Narcissus and Echo
"Ontological exploration is centred on physicality. The body and with it, aesthetics, is disruptive and transgressing of organised social systems. As such, art has the capacity to challenge order, reason and collective ideals."
One then witnesses an erotic scene between Narcissus and his double, all woven with impossible embraces, missed kisses, deluded contacts. With the eye, the mouth is the main organ of amorous longing, like the skin that is frustrated by a "thin film of water" that keeps them apart.
At last the moment of understanding is at hand. After many frustrations, Narcissus gathers that he is, actually, in a world of "signs": "You nod and beckon when I do, your lips, it seems, answer when I am talking though what you say I cannot hear." The exertion for deciphering leads him to knowledge, to self- knowledge. "He is myself! I feel it, I know myself now."

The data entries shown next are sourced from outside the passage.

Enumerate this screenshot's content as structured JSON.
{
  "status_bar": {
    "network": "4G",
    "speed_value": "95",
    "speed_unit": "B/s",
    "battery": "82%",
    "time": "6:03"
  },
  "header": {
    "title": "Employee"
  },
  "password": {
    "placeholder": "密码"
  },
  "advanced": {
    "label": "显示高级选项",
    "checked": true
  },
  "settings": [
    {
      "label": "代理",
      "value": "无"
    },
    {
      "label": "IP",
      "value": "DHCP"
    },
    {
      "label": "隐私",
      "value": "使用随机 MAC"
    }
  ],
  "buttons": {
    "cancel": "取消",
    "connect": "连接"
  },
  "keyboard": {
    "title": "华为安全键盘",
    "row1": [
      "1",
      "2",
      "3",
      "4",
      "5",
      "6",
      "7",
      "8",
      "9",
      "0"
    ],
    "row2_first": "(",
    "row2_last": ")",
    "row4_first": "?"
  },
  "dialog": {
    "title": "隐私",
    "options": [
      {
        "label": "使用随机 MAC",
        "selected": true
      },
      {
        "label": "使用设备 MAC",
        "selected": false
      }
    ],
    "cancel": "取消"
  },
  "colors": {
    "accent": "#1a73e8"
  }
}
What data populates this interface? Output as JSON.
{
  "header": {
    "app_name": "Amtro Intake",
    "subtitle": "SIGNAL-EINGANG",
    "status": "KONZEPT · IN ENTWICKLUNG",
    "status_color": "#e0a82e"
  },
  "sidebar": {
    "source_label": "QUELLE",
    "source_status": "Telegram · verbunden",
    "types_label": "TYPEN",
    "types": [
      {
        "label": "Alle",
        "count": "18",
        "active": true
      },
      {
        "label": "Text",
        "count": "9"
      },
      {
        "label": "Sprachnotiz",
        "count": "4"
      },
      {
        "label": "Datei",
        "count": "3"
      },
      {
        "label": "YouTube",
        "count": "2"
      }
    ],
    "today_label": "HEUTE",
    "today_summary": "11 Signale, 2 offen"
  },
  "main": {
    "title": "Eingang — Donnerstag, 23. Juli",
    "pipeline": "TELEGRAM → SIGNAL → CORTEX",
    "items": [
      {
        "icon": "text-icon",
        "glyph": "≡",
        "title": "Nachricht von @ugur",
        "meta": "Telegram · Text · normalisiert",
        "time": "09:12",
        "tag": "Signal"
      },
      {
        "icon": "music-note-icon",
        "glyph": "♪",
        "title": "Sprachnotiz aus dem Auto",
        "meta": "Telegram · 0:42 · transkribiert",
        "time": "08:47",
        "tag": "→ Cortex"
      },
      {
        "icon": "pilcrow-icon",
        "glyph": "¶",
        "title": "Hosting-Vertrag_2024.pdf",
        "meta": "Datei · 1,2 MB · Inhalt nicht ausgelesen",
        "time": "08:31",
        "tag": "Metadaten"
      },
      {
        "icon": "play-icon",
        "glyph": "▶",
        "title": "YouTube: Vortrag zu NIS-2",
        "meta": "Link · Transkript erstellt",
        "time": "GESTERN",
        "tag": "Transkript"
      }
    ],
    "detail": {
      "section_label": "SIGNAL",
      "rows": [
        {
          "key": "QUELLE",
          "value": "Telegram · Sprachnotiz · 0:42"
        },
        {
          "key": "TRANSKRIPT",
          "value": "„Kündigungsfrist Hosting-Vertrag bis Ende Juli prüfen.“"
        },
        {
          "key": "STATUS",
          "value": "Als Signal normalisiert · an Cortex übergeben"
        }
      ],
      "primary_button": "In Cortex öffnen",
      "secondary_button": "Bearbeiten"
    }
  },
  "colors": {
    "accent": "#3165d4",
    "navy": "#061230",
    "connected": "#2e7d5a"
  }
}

We have reached the crux of the drama: "What shall I do?... What I want is with me, my riches make me poor. If I could only escape from my own body!"
The tragedy reaches a higher level when Narcissus, at the moment when his tears disturb the pool, realizes not only that the loved image is his own, but furthermore that it can disappear -- as if he had thought that, for want of touching, he could nevertheless be satisfied with contemplation alone ("let me keep looking at you always"), which has henceforth also become impossible. In desperation he "beat his bare breast with hands as pale as marble"; and so Narcissus dies at the edge of his image and Ovid adds, "Even in Hell he found a pool to gaze in, watching his image in the Stygian waters;" When mourners, whose lamentations Echo repeats, prepare the funeral pile and seek his body, "they found nothing." Through a strange resurrection, the narcissus flower has taken his place.
Burt Barelds, From the Making of Waterhouse, 2010